American troops have not escaped unscathed either. U.S. causalities in Iraq and Afghanistan are overwhelming, totaling 6,640 deaths, 50,450 injuries, 103,792 diagnosed cases of posttraumatic stress disorder, 253,330 diagnosed cases of traumatic brain injury, and 1,715 servicemen required amputations as a result of injuries received in combat(Wihbey). In our fury, we have struck back, but we are not unharmed. We are not invincible.

Fear, sorrow, anger, and power all collided in America, and we used them all. Whenever we think of the terrorists, we ask ourselves “How dare they?” We do not realize it, but this has a double meaning. How dare they kill those people, and how dare they take our illusion of invulnerability from us. In our rage, we have lashed out against those we deem responsible. We have become judge, jury, and executioner. This forces us to ask the question: Have we become the very enemy we sought to eradicate? We declared a “War on Terror” yet we struck terror into the hearts of innocents. We bombed their cities and we leveled their homes. We killed their fathers, their sisters, and their children too.

Today we still face the consequences of our actions; Americans have died, and Americans have killed. Have we become terrorists ourselves? Are we the ultimate hypocrites? There is no conclusive answer. Whatever else we are, we are wounded, both living with and spreading fear. And we may never fully heal. We were invincible.



                                                                             Works Cited

“Iraq Body Count.” Iraq Body Count. Iraq Body Count Project, 23 Sept. 2014. Web. 24 Sept. 2014.

Rogers, Simon, and Mona Chalabi. “Afghanistan Civilian Casualties.” DATABLOG. The Guardian, 12 Apr. 2013. Web. 27 Sept. 2014.

“U.S.-led Attack on Afghanistan Begins.” A&E Television Networks, n.d. Web. 24 Sept. 2014.

Walsh, Kenneth T. “10 Years Ago, the U.S. Invaded Iraq.” US News. U.S.News & World Report, 19 Mar. 2013. Web. 24 Sept. 2014.

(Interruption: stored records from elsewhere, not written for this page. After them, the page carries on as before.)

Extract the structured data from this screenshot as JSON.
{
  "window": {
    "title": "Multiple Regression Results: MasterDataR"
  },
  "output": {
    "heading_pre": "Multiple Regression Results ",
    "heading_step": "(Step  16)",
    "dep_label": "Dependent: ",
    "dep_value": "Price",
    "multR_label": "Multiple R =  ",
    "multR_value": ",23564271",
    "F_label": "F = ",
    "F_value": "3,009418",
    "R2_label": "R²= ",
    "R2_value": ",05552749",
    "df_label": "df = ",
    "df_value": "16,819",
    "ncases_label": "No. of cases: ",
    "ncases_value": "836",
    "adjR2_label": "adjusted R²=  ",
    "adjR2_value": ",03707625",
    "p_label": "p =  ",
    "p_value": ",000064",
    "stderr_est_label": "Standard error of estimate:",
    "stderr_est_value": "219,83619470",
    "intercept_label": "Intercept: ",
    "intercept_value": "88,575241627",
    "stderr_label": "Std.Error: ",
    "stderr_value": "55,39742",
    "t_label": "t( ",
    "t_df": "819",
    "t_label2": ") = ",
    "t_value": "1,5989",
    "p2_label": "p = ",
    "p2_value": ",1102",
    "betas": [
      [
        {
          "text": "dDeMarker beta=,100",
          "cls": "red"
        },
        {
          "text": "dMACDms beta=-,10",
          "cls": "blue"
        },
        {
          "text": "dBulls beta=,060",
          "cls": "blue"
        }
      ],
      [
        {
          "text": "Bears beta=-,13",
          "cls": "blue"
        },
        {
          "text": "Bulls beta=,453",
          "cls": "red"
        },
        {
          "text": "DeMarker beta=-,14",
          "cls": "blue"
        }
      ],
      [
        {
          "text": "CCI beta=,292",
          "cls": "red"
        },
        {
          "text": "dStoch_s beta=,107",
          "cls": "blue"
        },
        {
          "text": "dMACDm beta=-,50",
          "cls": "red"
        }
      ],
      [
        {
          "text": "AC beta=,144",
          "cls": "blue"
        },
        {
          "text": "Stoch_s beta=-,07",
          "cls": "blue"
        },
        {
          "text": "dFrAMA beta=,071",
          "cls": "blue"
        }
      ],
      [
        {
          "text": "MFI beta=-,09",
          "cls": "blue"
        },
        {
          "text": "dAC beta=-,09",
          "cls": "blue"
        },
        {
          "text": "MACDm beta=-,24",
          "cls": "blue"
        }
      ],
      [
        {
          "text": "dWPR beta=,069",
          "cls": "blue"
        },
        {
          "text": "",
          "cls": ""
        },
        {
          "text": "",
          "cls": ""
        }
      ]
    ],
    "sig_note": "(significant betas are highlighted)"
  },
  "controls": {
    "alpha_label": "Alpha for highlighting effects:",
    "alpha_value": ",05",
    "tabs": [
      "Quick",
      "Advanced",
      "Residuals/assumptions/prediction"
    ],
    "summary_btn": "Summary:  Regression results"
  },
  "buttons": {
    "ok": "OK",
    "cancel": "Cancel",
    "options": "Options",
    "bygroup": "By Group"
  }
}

Wihbey, John. “U.S. Military Casualties and the Costs of War: Iraq, Afghanistan and Post-9/11 Conflicts.” Journalists Resource RSS. Journalist’s Resource, 22 Oct. 2013. Web. 29 Sept. 2014.